=== BRIEF ===
Return the listing in full. Keep each line exactly as it is.

___ EXERCISE DATA

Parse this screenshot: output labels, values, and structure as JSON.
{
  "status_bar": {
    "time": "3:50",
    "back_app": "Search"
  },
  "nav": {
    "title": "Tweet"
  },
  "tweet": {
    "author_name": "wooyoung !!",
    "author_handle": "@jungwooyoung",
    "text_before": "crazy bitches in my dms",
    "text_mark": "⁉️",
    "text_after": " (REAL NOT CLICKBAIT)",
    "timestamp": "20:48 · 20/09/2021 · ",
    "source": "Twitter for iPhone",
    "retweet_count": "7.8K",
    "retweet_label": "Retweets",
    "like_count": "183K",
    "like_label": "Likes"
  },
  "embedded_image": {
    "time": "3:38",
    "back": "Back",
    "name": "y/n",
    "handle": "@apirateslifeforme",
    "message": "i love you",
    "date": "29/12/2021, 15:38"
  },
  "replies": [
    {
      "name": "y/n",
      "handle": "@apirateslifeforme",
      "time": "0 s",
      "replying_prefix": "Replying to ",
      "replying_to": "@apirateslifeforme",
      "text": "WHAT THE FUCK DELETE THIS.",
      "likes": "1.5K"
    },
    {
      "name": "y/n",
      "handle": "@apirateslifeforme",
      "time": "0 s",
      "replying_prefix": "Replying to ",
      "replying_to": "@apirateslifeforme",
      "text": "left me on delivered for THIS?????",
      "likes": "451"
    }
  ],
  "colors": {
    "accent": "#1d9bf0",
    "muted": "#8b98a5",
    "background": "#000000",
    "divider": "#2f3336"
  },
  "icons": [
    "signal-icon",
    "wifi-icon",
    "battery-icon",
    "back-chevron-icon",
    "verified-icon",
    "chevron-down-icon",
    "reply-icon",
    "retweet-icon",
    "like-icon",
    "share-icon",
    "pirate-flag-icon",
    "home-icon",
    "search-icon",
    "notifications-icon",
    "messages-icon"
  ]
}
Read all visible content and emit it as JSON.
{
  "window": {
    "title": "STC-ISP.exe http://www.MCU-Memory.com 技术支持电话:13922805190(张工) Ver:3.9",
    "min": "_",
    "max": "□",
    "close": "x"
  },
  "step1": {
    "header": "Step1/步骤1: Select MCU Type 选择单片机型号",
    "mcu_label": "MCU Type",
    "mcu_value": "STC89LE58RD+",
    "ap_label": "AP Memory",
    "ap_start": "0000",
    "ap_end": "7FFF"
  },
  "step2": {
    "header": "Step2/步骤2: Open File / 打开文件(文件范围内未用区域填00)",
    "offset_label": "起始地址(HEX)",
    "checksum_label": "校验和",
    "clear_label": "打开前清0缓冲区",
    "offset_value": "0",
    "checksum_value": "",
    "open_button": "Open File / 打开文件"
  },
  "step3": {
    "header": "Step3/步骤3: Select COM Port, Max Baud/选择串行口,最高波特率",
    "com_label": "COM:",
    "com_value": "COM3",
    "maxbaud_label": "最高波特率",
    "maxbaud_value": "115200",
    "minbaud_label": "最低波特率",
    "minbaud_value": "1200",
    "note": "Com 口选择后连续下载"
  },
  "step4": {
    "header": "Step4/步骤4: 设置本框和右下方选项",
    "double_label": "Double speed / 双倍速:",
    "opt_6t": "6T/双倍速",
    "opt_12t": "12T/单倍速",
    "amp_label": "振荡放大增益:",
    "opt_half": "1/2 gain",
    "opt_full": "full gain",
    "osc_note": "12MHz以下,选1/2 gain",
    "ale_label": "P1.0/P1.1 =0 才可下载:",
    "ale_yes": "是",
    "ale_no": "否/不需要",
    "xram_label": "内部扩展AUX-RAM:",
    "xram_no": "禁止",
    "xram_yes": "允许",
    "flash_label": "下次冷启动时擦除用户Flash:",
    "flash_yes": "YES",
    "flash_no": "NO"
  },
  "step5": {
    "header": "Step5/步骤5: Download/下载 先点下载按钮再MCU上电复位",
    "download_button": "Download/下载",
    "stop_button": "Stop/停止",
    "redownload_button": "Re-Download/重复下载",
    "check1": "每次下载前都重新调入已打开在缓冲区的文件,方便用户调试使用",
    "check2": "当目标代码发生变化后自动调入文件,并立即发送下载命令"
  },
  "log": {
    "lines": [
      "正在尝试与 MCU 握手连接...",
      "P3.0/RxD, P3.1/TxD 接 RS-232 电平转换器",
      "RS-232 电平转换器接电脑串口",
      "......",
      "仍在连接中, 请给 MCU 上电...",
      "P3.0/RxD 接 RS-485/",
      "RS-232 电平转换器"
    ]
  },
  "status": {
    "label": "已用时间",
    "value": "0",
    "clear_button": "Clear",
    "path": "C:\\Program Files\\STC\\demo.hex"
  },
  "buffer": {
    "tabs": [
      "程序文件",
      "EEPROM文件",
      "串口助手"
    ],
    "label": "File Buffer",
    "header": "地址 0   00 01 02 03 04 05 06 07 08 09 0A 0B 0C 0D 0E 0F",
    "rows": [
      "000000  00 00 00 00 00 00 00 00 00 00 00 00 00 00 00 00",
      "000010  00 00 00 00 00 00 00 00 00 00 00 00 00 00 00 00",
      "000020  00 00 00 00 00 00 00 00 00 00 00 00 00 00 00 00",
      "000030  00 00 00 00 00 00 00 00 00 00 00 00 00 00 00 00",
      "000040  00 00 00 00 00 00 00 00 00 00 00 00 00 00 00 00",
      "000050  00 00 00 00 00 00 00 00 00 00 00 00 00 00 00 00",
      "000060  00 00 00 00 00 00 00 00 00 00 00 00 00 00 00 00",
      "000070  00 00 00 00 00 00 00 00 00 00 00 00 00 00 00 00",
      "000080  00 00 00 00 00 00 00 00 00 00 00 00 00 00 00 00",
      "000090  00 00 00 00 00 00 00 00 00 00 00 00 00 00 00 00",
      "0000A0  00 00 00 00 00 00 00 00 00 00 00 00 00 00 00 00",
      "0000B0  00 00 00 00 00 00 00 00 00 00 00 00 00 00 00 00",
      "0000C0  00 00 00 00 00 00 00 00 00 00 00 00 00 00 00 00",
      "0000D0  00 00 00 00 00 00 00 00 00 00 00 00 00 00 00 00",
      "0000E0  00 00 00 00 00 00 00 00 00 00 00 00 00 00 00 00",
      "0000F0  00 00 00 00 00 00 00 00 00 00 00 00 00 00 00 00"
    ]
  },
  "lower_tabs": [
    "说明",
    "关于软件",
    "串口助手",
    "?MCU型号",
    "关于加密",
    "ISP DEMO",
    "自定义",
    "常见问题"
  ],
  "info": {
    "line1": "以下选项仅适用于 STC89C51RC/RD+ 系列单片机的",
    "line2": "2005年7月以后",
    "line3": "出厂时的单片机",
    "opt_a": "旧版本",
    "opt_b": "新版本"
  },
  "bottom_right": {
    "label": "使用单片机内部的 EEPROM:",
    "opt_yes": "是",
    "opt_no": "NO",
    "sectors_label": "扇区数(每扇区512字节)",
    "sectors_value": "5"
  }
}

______

=== TASK RESPONSE ===
Parse this screenshot: output labels, values, and structure as JSON.
{
  "status_bar": {
    "time": "3:50",
    "back_app": "Search"
  },
  "nav": {
    "title": "Tweet"
  },
  "tweet": {
    "author_name": "wooyoung !!",
    "author_handle": "@jungwooyoung",
    "text_before": "crazy bitches in my dms",
    "text_mark": "⁉️",
    "text_after": " (REAL NOT CLICKBAIT)",
    "timestamp": "20:48 · 20/09/2021 · ",
    "source": "Twitter for iPhone",
    "retweet_count": "7.8K",
    "retweet_label": "Retweets",
    "like_count": "183K",
    "like_label": "Likes"
  },
  "embedded_image": {
    "time": "3:38",
    "back": "Back",
    "name": "y/n",
    "handle": "@apirateslifeforme",
    "message": "i love you",
    "date": "29/12/2021, 15:38"
  },
  "replies": [
    {
      "name": "y/n",
      "handle": "@apirateslifeforme",
      "time": "0 s",
      "replying_prefix": "Replying to ",
      "replying_to": "@apirateslifeforme",
      "text": "WHAT THE FUCK DELETE THIS.",
      "likes": "1.5K"
    },
    {
      "name": "y/n",
      "handle": "@apirateslifeforme",
      "time": "0 s",
      "replying_prefix": "Replying to ",
      "replying_to": "@apirateslifeforme",
      "text": "left me on delivered for THIS?????",
      "likes": "451"
    }
  ],
  "colors": {
    "accent": "#1d9bf0",
    "muted": "#8b98a5",
    "background": "#000000",
    "divider": "#2f3336"
  },
  "icons": [
    "signal-icon",
    "wifi-icon",
    "battery-icon",
    "back-chevron-icon",
    "verified-icon",
    "chevron-down-icon",
    "reply-icon",
    "retweet-icon",
    "like-icon",
    "share-icon",
    "pirate-flag-icon",
    "home-icon",
    "search-icon",
    "notifications-icon",
    "messages-icon"
  ]
}
Read all visible content and emit it as JSON.
{
  "window": {
    "title": "STC-ISP.exe http://www.MCU-Memory.com 技术支持电话:13922805190(张工) Ver:3.9",
    "min": "_",
    "max": "□",
    "close": "x"
  },
  "step1": {
    "header": "Step1/步骤1: Select MCU Type 选择单片机型号",
    "mcu_label": "MCU Type",
    "mcu_value": "STC89LE58RD+",
    "ap_label": "AP Memory",
    "ap_start": "0000",
    "ap_end": "7FFF"
  },
  "step2": {
    "header": "Step2/步骤2: Open File / 打开文件(文件范围内未用区域填00)",
    "offset_label": "起始地址(HEX)",
    "checksum_label": "校验和",
    "clear_label": "打开前清0缓冲区",
    "offset_value": "0",
    "checksum_value": "",
    "open_button": "Open File / 打开文件"
  },
  "step3": {
    "header": "Step3/步骤3: Select COM Port, Max Baud/选择串行口,最高波特率",
    "com_label": "COM:",
    "com_value": "COM3",
    "maxbaud_label": "最高波特率",
    "maxbaud_value": "115200",
    "minbaud_label": "最低波特率",
    "minbaud_value": "1200",
    "note": "Com 口选择后连续下载"
  },
  "step4": {
    "header": "Step4/步骤4: 设置本框和右下方选项",
    "double_label": "Double speed / 双倍速:",
    "opt_6t": "6T/双倍速",
    "opt_12t": "12T/单倍速",
    "amp_label": "振荡放大增益:",
    "opt_half": "1/2 gain",
    "opt_full": "full gain",
    "osc_note": "12MHz以下,选1/2 gain",
    "ale_label": "P1.0/P1.1 =0 才可下载:",
    "ale_yes": "是",
    "ale_no": "否/不需要",
    "xram_label": "内部扩展AUX-RAM:",
    "xram_no": "禁止",
    "xram_yes": "允许",
    "flash_label": "下次冷启动时擦除用户Flash:",
    "flash_yes": "YES",
    "flash_no": "NO"
  },
  "step5": {
    "header": "Step5/步骤5: Download/下载 先点下载按钮再MCU上电复位",
    "download_button": "Download/下载",
    "stop_button": "Stop/停止",
    "redownload_button": "Re-Download/重复下载",
    "check1": "每次下载前都重新调入已打开在缓冲区的文件,方便用户调试使用",
    "check2": "当目标代码发生变化后自动调入文件,并立即发送下载命令"
  },
  "log": {
    "lines": [
      "正在尝试与 MCU 握手连接...",
      "P3.0/RxD, P3.1/TxD 接 RS-232 电平转换器",
      "RS-232 电平转换器接电脑串口",
      "......",
      "仍在连接中, 请给 MCU 上电...",
      "P3.0/RxD 接 RS-485/",
      "RS-232 电平转换器"
    ]
  },
  "status": {
    "label": "已用时间",
    "value": "0",
    "clear_button": "Clear",
    "path": "C:\\Program Files\\STC\\demo.hex"
  },
  "buffer": {
    "tabs": [
      "程序文件",
      "EEPROM文件",
      "串口助手"
    ],
    "label": "File Buffer",
    "header": "地址 0   00 01 02 03 04 05 06 07 08 09 0A 0B 0C 0D 0E 0F",
    "rows": [
      "000000  00 00 00 00 00 00 00 00 00 00 00 00 00 00 00 00",
      "000010  00 00 00 00 00 00 00 00 00 00 00 00 00 00 00 00",
      "000020  00 00 00 00 00 00 00 00 00 00 00 00 00 00 00 00",
      "000030  00 00 00 00 00 00 00 00 00 00 00 00 00 00 00 00",
      "000040  00 00 00 00 00 00 00 00 00 00 00 00 00 00 00 00",
      "000050  00 00 00 00 00 00 00 00 00 00 00 00 00 00 00 00",
      "000060  00 00 00 00 00 00 00 00 00 00 00 00 00 00 00 00",
      "000070  00 00 00 00 00 00 00 00 00 00 00 00 00 00 00 00",
      "000080  00 00 00 00 00 00 00 00 00 00 00 00 00 00 00 00",
      "000090  00 00 00 00 00 00 00 00 00 00 00 00 00 00 00 00",
      "0000A0  00 00 00 00 00 00 00 00 00 00 00 00 00 00 00 00",
      "0000B0  00 00 00 00 00 00 00 00 00 00 00 00 00 00 00 00",
      "0000C0  00 00 00 00 00 00 00 00 00 00 00 00 00 00 00 00",
      "0000D0  00 00 00 00 00 00 00 00 00 00 00 00 00 00 00 00",
      "0000E0  00 00 00 00 00 00 00 00 00 00 00 00 00 00 00 00",
      "0000F0  00 00 00 00 00 00 00 00 00 00 00 00 00 00 00 00"
    ]
  },
  "lower_tabs": [
    "说明",
    "关于软件",
    "串口助手",
    "?MCU型号",
    "关于加密",
    "ISP DEMO",
    "自定义",
    "常见问题"
  ],
  "info": {
    "line1": "以下选项仅适用于 STC89C51RC/RD+ 系列单片机的",
    "line2": "2005年7月以后",
    "line3": "出厂时的单片机",
    "opt_a": "旧版本",
    "opt_b": "新版本"
  },
  "bottom_right": {
    "label": "使用单片机内部的 EEPROM:",
    "opt_yes": "是",
    "opt_no": "NO",
    "sectors_label": "扇区数(每扇区512字节)",
    "sectors_value": "5"
  }
}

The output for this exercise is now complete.